Undoing the Pain of the Past to Remake Home for Her Family

The mushrooms that Amina grows stand out bright white against everything else in her life. They are a bright spot in her old, stone house damaged by war. They are a bright spot against the mud outside, against the doubts of her neighbors that she will be a successful grower, against the pain of the past.

When you invest in agriculture projects in Syria, you provide so much more than an income for growers.

Lives Scented by Roses

It’s the smell of roses that Amina’s mother-in-law remembers best, six years later. That and the sound of children’s laughter. “We woke up to the sound of rockets, and the screams of children and women from all over the village. It was a terrible day that forced us to leave our village and our house, which was full of life and full of the smell of roses and the children’s laughter.”

It’s sometimes the smallest details that stay with us after tragedy.

The day that war came to Amina’s village, in the countryside outside Aleppo, she fled with her children and her mother-in-law to somewhere safer. Her husband, his brothers, and all the men of the village stayed behind to protect their homes. It’s a powerful instinct—the need to protect the home of the ones you love most.

Amina, in the blue scarf, at home with her mother-in-law and three of her children.

Amina lost her husband in the attack. Her mother-in-law lost every one of her sons. She only found the bodies of two of them—two more have been missing ever since. And despite the best efforts of the men in their family, their house was burned. The smell of roses was replaced with the acrid smell of a lifetime of effort lost to fire.

In a few days of war six years ago, Amina became responsible for her household. Without a husband, without a protector, without employable skills, Amina and her family sunk into poverty.
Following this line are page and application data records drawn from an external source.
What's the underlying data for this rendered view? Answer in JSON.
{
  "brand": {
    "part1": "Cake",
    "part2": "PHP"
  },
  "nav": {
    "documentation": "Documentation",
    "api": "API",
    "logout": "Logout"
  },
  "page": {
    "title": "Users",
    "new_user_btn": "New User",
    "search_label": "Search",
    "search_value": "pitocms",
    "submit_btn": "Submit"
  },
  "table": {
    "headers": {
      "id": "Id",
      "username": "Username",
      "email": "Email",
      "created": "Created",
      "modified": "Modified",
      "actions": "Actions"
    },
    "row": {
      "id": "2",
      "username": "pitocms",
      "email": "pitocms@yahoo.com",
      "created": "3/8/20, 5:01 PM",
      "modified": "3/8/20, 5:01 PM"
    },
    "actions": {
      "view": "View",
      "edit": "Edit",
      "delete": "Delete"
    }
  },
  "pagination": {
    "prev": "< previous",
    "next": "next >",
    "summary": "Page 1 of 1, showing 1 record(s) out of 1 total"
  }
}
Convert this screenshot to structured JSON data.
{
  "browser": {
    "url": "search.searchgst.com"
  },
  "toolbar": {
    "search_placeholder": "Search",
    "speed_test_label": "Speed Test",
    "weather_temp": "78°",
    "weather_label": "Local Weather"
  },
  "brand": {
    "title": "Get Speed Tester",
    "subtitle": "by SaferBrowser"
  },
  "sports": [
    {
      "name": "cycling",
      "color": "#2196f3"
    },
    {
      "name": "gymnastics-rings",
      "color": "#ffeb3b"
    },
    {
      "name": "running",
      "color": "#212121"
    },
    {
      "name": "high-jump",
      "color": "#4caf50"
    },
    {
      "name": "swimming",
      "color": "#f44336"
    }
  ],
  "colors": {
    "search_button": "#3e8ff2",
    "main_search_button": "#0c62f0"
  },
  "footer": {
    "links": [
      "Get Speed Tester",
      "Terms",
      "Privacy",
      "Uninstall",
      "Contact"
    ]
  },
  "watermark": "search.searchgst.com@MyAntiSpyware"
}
It only took a few days to wipe out the love and hard work of generations. And Amina became desperate for a solution.

Leaping into the Unknown

When Amina was given the chance to participate in our mushroom-growing project, she was taking a big leap. Mushrooms were introduced to the Syrian diet fairly recently, and they’re certainly not known in rural areas where Amina lives. There, farmers are experts in growing wheat and beans, tomatoes and cucumbers. They know about tilling fields and irrigation. They don’t yet know about methods for growing mushrooms—sterilized growing medium, spores, and growing profitable crops inside the home.

Amina was so happy for the chance to try growing mushrooms! There just weren’t opportunities available to her in her village before this. She was so excited that she told the whole village—anyone who would listen—about the project. She talked about what she was learning, and what benefits she expected from the project.

Amina’s crop of oyster mushrooms grows suspended from the ceiling, in a dedicated room in their home.
She was met with skepticism. No, more than skepticism—she was met with straight-up negativity. Amina’s neighbors told her there was no way she would succeed at growing mushrooms, and she certainly wouldn’t reap any benefits from it.

Amina didn’t argue with her neighbors. Instead, she poured that energy into growing her crop. She carved out space in her home to hang inoculated bags. She checked on the growing bags regularly to make sure that none spoiled. And in time, Amina harvested and sold her crop of beautiful, white oyster mushrooms.

Amina faced everyone who sentenced her to failure with the evidence of her success.

This is Amina—determined to redeem what her family has lost.

This is Amina. This is the woman who promised her children that she would make up for every minute they suffered and went without, through this chance to grow mushrooms. This is the face of a woman determined to undo the pain of the past and to remake home for her family.

Give now and provide a new future, a new hope, for vulnerable Syrian families.